Prompt:
Scan the records for the string "Microsoft" and copy every line that holds it.

Records drawn from a dataset

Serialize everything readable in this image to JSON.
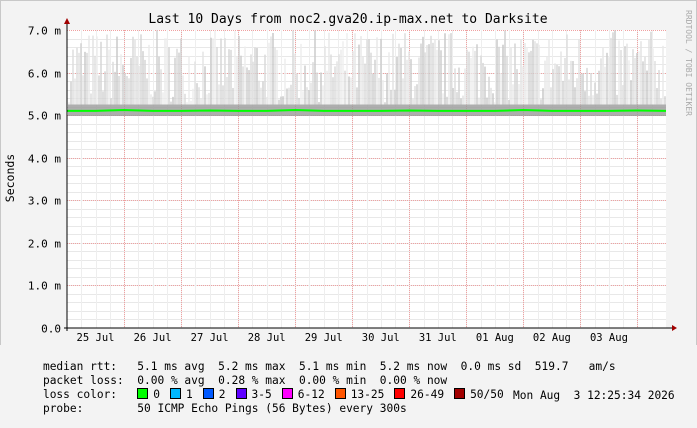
{
  "chart_data": {
    "type": "line",
    "title": "Last 10 Days from noc2.gva20.ip-max.net to Darksite",
    "ylabel": "Seconds",
    "xlabel": "",
    "watermark": "RRDTOOL / TOBI OETIKER",
    "ylim": [
      0,
      7.0
    ],
    "y_ticks": [
      {
        "value": 0,
        "label": "0.0"
      },
      {
        "value": 1,
        "label": "1.0 m"
      },
      {
        "value": 2,
        "label": "2.0 m"
      },
      {
        "value": 3,
        "label": "3.0 m"
      },
      {
        "value": 4,
        "label": "4.0 m"
      },
      {
        "value": 5,
        "label": "5.0 m"
      },
      {
        "value": 6,
        "label": "6.0 m"
      },
      {
        "value": 7,
        "label": "7.0 m"
      }
    ],
    "x_range_days": [
      0,
      10.5
    ],
    "x_ticks": [
      {
        "value": 0.5,
        "label": "25 Jul"
      },
      {
        "value": 1.5,
        "label": "26 Jul"
      },
      {
        "value": 2.5,
        "label": "27 Jul"
      },
      {
        "value": 3.5,
        "label": "28 Jul"
      },
      {
        "value": 4.5,
        "label": "29 Jul"
      },
      {
        "value": 5.5,
        "label": "30 Jul"
      },
      {
        "value": 6.5,
        "label": "31 Jul"
      },
      {
        "value": 7.5,
        "label": "01 Aug"
      },
      {
        "value": 8.5,
        "label": "02 Aug"
      },
      {
        "value": 9.5,
        "label": "03 Aug"
      }
    ],
    "series": [
      {
        "name": "0",
        "color": "#00ff00",
        "x": [
          0,
          0.5,
          1.0,
          1.5,
          2.0,
          2.5,
          3.0,
          3.5,
          4.0,
          4.5,
          5.0,
          5.5,
          6.0,
          6.5,
          7.0,
          7.5,
          8.0,
          8.5,
          9.0,
          9.5,
          10.0,
          10.5
        ],
        "y": [
          5.1,
          5.1,
          5.12,
          5.1,
          5.1,
          5.11,
          5.1,
          5.1,
          5.12,
          5.1,
          5.1,
          5.1,
          5.11,
          5.1,
          5.1,
          5.1,
          5.12,
          5.1,
          5.1,
          5.1,
          5.11,
          5.1
        ]
      }
    ]
  },
  "stats": {
    "median_rtt": {
      "label": "median rtt:",
      "avg": "5.1 ms avg",
      "max": "5.2 ms max",
      "min": "5.1 ms min",
      "now": "5.2 ms now",
      "sd": "0.0 ms sd",
      "jitter": "519.7   am/s"
    },
    "packet_loss": {
      "label": "packet loss:",
      "avg": "0.00 % avg",
      "max": "0.28 % max",
      "min": "0.00 % min",
      "now": "0.00 % now"
    },
    "loss_color": {
      "label": "loss color:",
      "items": [
        {
          "label": "0",
          "color": "#00ff00"
        },
        {
          "label": "1",
          "color": "#00b8ff"
        },
        {
          "label": "2",
          "color": "#0059ff"
        },
        {
          "label": "3-5",
          "color": "#5e00ff"
        },
        {
          "label": "6-12",
          "color": "#ff00ff"
        },
        {
          "label": "13-25",
          "color": "#ff5500"
        },
        {
          "label": "26-49",
          "color": "#ff0000"
        },
        {
          "label": "50/50",
          "color": "#a10000"
        }
      ]
    },
    "probe": {
      "label": "probe:",
      "text": "50 ICMP Echo Pings (56 Bytes) every 300s",
      "timestamp": "Mon Aug  3 12:25:34 2026"
    }
  }
}
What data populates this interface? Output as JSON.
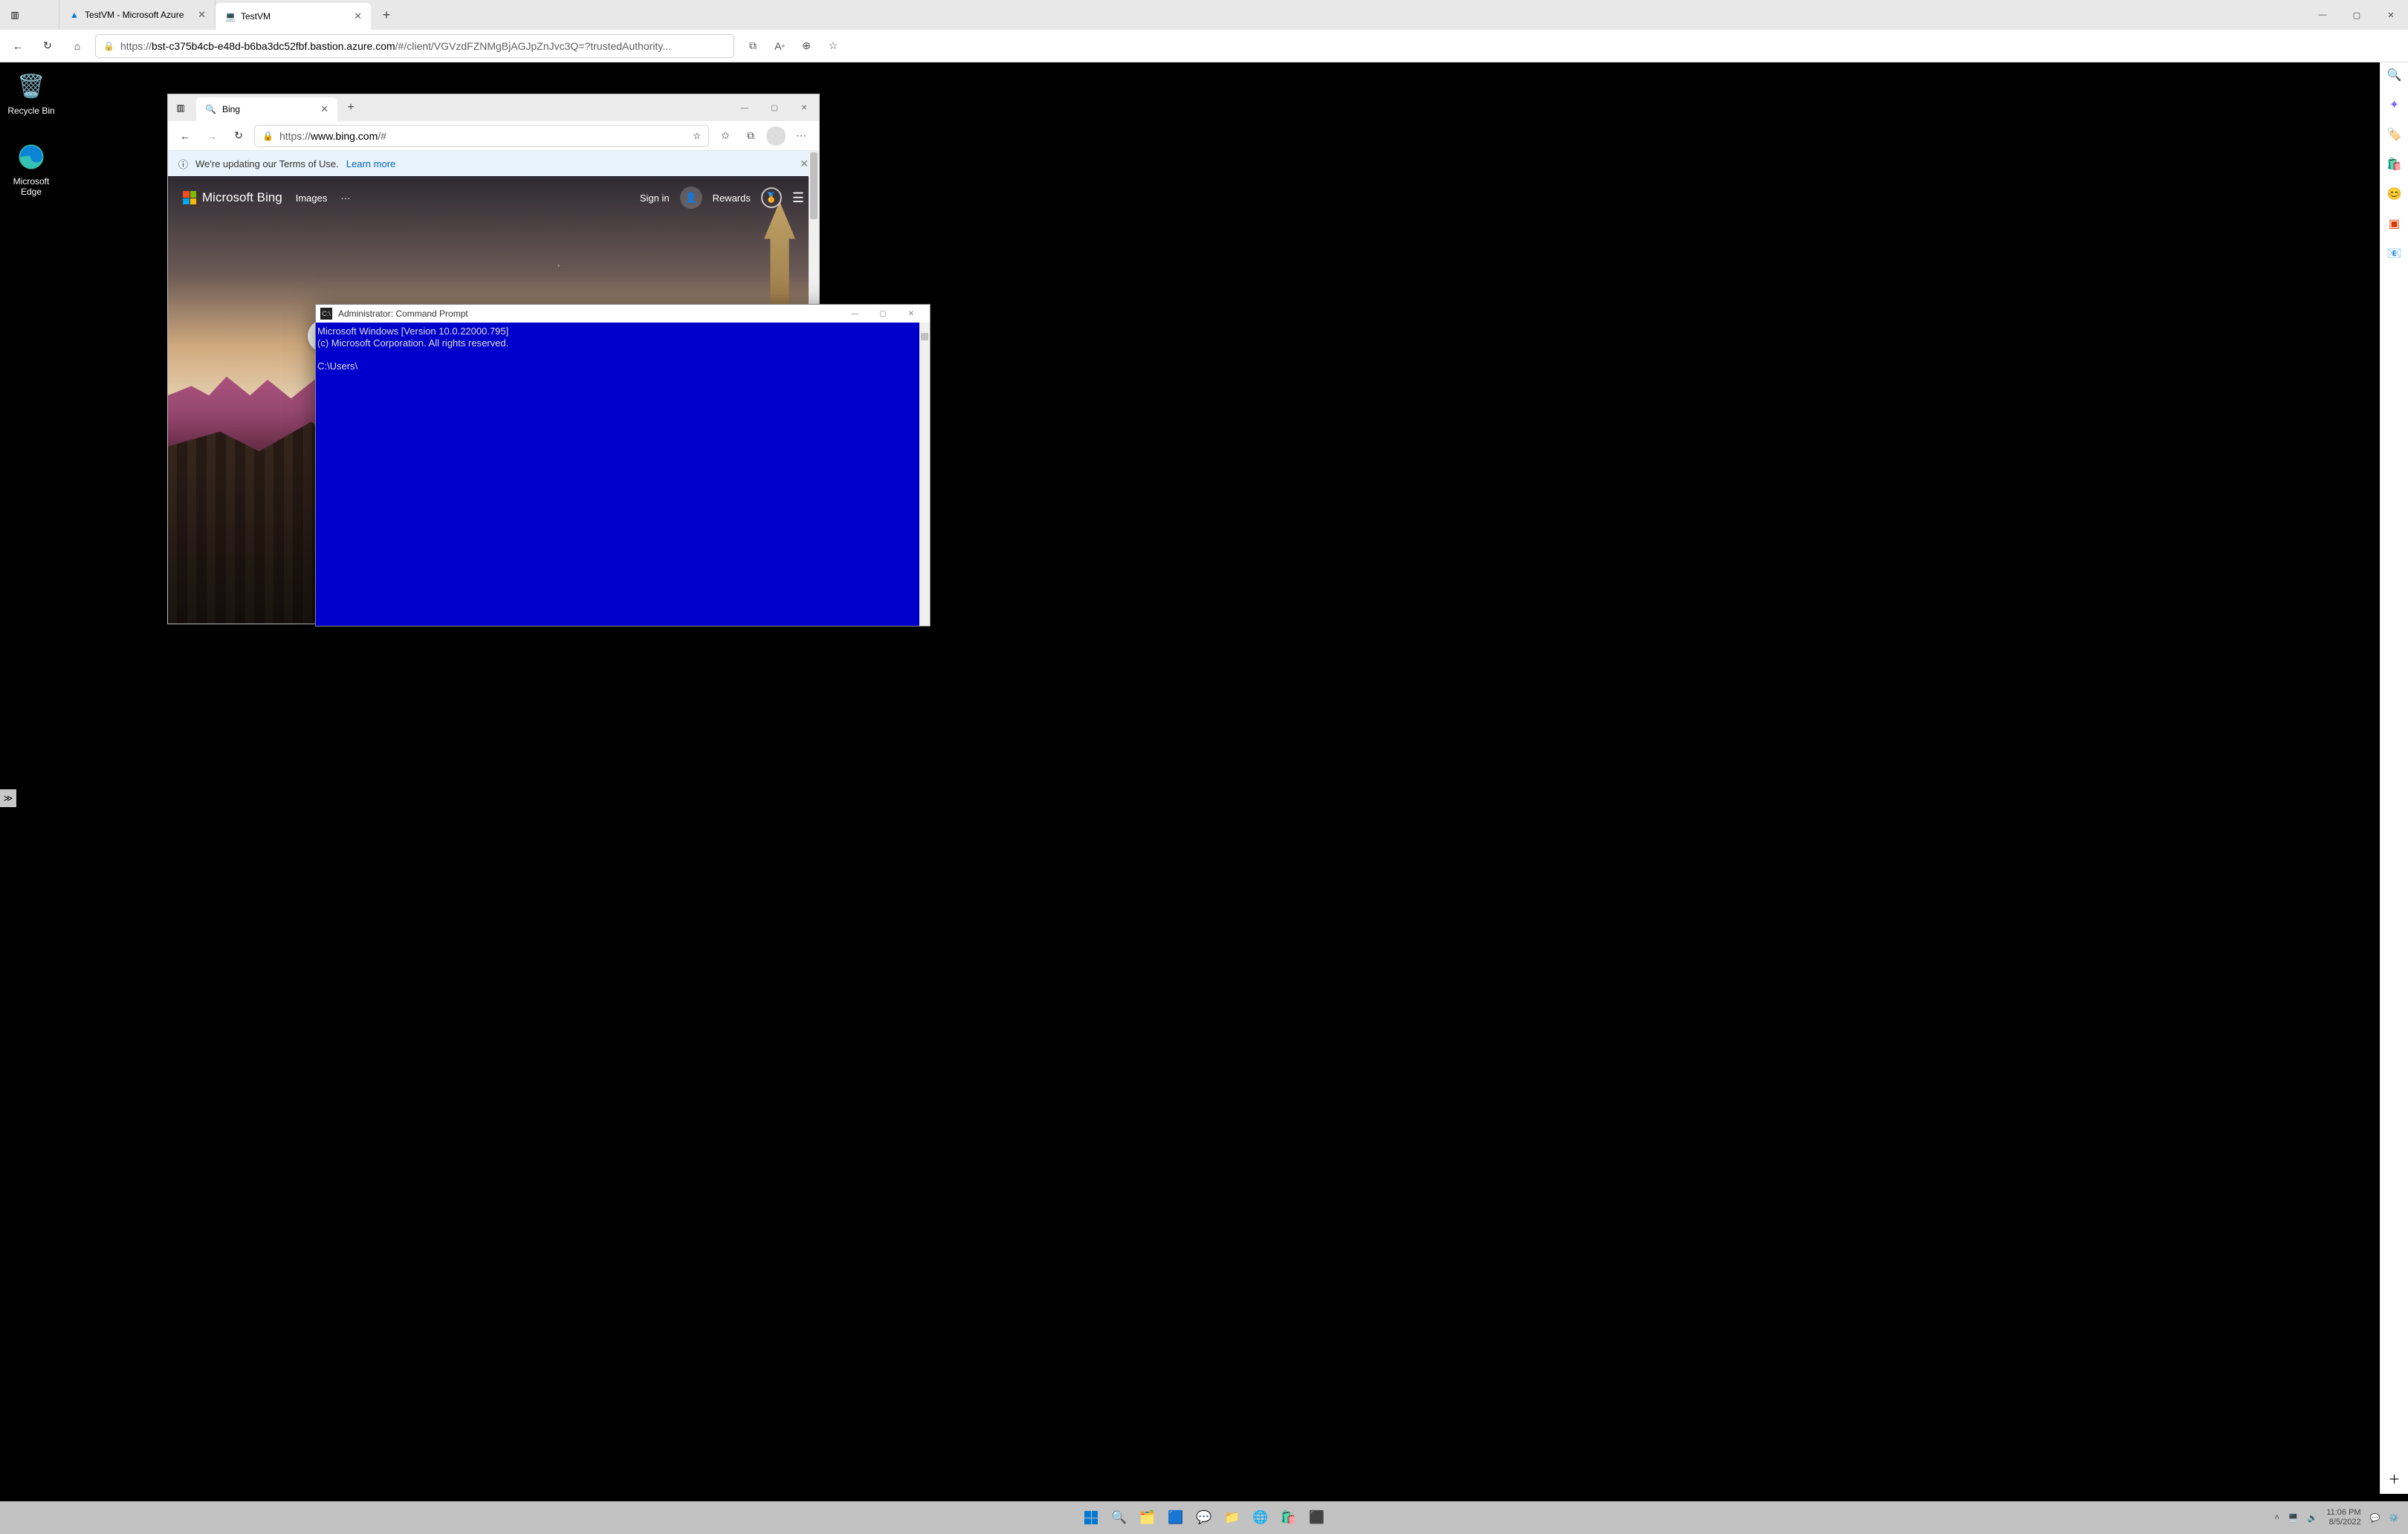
{
  "outer_edge": {
    "tabs": [
      {
        "title": "TestVM  - Microsoft Azure",
        "favicon": "azure",
        "active": false
      },
      {
        "title": "TestVM",
        "favicon": "edge",
        "active": true
      }
    ],
    "url_host": "bst-c375b4cb-e48d-b6ba3dc52fbf.bastion.azure.com",
    "url_rest": "/#/client/VGVzdFZNMgBjAGJpZnJvc3Q=?trustedAuthority...",
    "sidebar_icons": [
      "search",
      "sparkle",
      "tag",
      "shopping",
      "emoji",
      "office",
      "outlook",
      "plus"
    ]
  },
  "desktop": {
    "icons": [
      {
        "name": "Recycle Bin",
        "glyph": "🗑️"
      },
      {
        "name": "Microsoft Edge",
        "glyph": "🌐"
      }
    ]
  },
  "inner_edge": {
    "tab_title": "Bing",
    "url_host": "www.bing.com",
    "url_rest": "/#",
    "notice_text": "We're updating our Terms of Use.",
    "notice_link": "Learn more",
    "logo_text": "Microsoft Bing",
    "menu": {
      "images": "Images",
      "more": "···"
    },
    "signin": "Sign in",
    "rewards": "Rewards",
    "search_placeholder": ""
  },
  "cmd": {
    "title": "Administrator: Command Prompt",
    "line1": "Microsoft Windows [Version 10.0.22000.795]",
    "line2": "(c) Microsoft Corporation. All rights reserved.",
    "prompt": "C:\\Users\\"
  },
  "taskbar": {
    "time": "11:06 PM",
    "date": "8/5/2022"
  }
}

Completed exercise:
        "title": "TestVM  - Microsoft Azure",
        "name": "Microsoft Edge",
    "logo_text": "Microsoft Bing",
    "line1": "Microsoft Windows [Version 10.0.22000.795]",
    "line2": "(c) Microsoft Corporation. All rights reserved.",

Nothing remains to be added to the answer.